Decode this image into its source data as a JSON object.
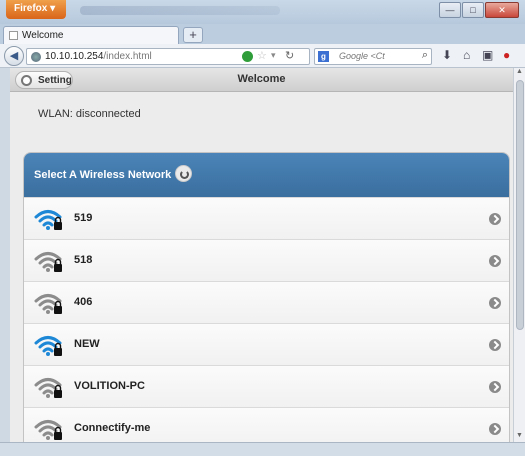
{
  "browser": {
    "menu_button": "Firefox",
    "tab_title": "Welcome",
    "new_tab": "+",
    "url_host": "10.10.10.254",
    "url_path": "/index.html",
    "search_placeholder": "Google <Ct"
  },
  "app": {
    "header_title": "Welcome",
    "setting_label": "Setting",
    "wlan_status": "WLAN: disconnected",
    "list_title": "Select A Wireless Network",
    "networks": [
      {
        "name": "519",
        "signal": "strong"
      },
      {
        "name": "518",
        "signal": "medium"
      },
      {
        "name": "406",
        "signal": "medium"
      },
      {
        "name": "NEW",
        "signal": "strong"
      },
      {
        "name": "VOLITION-PC",
        "signal": "medium"
      },
      {
        "name": "Connectify-me",
        "signal": "medium"
      }
    ]
  },
  "colors": {
    "list_header": "#3f76a8",
    "wifi_strong": "#1e88d6",
    "wifi_weak": "#8c8c8c"
  }
}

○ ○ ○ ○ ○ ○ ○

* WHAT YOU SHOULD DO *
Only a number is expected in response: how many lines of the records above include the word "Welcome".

* WRITTEN ANSWER *
2